Dribs and drabs, things thrown out, pictures put in boxes , basically moving piles.
So I’m writing.
I deal with death a LOT. Personally; in my groups. I know what to say and do, I think. But when it happens close to you there is still no real template. It depends on the person, the closeness, the history. It’s often-times easier with a stranger because then you can offer support not tinged with knowing. But knowing is great support. When Tom died the support was amazing, but my one friend who was a widow was able to help me in ways no one else could, or maybe that’s because I could look at her and know she had been through it and thus made it easier to believe her. She didn’t lie to me or sugar-coat. She helped me get down to business, and told me I would never not be in pain again and that it was ok. That doesn’t sound comforting, but it was.

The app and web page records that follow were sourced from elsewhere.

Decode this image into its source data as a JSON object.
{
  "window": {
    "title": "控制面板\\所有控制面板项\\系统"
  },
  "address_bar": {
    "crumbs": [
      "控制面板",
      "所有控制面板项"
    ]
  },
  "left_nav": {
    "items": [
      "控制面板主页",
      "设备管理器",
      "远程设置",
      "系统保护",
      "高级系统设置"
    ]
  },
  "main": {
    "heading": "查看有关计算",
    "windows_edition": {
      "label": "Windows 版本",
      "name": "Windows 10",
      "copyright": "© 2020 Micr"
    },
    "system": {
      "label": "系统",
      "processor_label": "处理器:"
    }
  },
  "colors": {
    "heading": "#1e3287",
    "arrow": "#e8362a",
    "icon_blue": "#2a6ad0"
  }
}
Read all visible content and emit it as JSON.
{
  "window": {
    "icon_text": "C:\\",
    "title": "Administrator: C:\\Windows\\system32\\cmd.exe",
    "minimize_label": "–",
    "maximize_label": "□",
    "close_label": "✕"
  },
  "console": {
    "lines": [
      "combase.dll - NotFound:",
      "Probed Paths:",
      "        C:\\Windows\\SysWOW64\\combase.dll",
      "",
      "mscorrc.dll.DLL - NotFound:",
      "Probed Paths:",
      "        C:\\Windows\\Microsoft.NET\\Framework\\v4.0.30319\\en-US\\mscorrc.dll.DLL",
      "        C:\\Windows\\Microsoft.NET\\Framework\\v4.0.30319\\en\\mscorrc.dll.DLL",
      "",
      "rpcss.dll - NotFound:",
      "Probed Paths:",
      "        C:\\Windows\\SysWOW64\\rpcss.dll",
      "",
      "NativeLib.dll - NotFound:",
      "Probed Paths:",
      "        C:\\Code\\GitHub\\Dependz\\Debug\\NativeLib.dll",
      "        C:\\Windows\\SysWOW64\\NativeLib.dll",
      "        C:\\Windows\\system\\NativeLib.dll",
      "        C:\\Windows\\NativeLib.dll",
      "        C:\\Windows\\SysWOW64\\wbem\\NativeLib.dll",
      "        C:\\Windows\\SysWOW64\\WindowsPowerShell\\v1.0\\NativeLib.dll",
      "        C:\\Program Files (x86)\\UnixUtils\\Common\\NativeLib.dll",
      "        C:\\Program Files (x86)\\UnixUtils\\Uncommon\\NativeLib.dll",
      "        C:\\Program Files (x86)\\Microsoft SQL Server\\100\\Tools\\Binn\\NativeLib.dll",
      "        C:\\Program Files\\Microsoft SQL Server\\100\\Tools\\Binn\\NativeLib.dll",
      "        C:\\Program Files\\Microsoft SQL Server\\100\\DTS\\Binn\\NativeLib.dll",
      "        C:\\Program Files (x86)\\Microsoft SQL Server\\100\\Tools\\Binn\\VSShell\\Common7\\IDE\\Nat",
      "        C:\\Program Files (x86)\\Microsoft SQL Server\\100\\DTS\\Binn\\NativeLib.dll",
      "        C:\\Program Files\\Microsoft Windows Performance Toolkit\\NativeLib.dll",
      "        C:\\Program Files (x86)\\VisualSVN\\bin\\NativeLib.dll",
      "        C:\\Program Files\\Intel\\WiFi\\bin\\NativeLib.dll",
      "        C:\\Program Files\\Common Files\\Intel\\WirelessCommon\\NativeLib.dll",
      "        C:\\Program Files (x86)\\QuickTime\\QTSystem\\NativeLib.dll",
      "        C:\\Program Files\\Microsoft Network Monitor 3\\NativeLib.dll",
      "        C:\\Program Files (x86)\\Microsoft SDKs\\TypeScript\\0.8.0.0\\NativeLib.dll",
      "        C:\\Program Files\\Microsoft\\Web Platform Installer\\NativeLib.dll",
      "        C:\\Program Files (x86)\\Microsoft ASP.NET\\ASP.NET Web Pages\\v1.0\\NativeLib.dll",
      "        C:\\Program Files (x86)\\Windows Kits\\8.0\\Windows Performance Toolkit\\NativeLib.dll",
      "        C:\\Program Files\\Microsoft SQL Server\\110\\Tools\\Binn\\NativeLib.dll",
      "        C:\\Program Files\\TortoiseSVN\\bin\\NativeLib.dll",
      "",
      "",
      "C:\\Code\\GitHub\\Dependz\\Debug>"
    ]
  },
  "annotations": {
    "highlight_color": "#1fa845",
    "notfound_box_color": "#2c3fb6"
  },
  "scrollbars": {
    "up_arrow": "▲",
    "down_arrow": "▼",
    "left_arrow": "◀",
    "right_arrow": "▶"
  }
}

A friend of mine died yesterday and now I can be that widow friend to his widow. But it’s complicated by years of bad blood, though a tentative relationship has been re-forming between me and his widow over the last year. But I don’t feel like I can swoop in, like I would with others, like they swooped in on me. There is a distance that has to be crossed, and I think at her level of comfort. Its a little frustrating to me because when I heard this morning I wanted to get in my car and go there. Something holds me back. I hope I am not mis-reading; I hope that she is not expecting me to swoop when I am cautiously offering. My schedule is open though through the weekend and she knows it. I told her ANYTIME and meant it. That’s all I can do, even though it doesn’t feel like enough. But she is not me, and I am not the me that I was, and our relationship is not what it was.
So. I wait. For whatever she needs in her time.
The realities of life for me are now that people will start dying. I have quite a few old friend, meaning.good friends who happen to be older than me. In their 70s and 80’s. I treasure them. And they will die. The reality is, of course, that we will all die. My 30 year old friends are , sadly, just as likely to die as my 80 year friends. I cringe when people go in for surgery. I am beginning to notice clearly my own frailties and curse the little changes I see among my friends…hearing aids, hip replacements, back problems, health scares. There is no getting around it. We come here, we live and we die, and we have this very short span in between. And it is no worse if a young person dies than an old person; to those that love them it makes not one shred of difference. Death is death…one more dead person, as a fellow widow is prone to say, with a shrug.
Is that a bad attitude? Cold, callous? Or just realistic, and a way of making sense of it. One day someone is in the world, the next not. How does that happen and what does it mean? Does it mean anything? Another dead person (shrug).
I know why I am thinking about all of this now. I do grief groups. I listen to people trying to make sense of it every week. I have been dealing with my own grief once again because of the move, the shedding. And then, as they are wont to do, people die. Yesterday it was Mike. Today it’s someone else. Tomorrow…who knows. Maybe me. No guarantees, no stopping the inexorable march toward death, no changing the bargain that some people believe we sign up for upon entering our bodies.
Sometimes it scares me, often I find it comforting, the idea of death. Today I am sad. Sad for myself, for my newly widowed friend and her children, sad for all the people in my groups, the parents and the spouses. I get it. I know.
There will never not be pain, but it will be ok.
Back to work. I have things to do to move ahead in my life. I decided a while ago to stop slowly killing myself and to wrest as much life as I have left out of my morsel here, so that’s what I must do. Marching forward, looking back.
One day I’ll be another dead person , we all will be. Not today (shrug)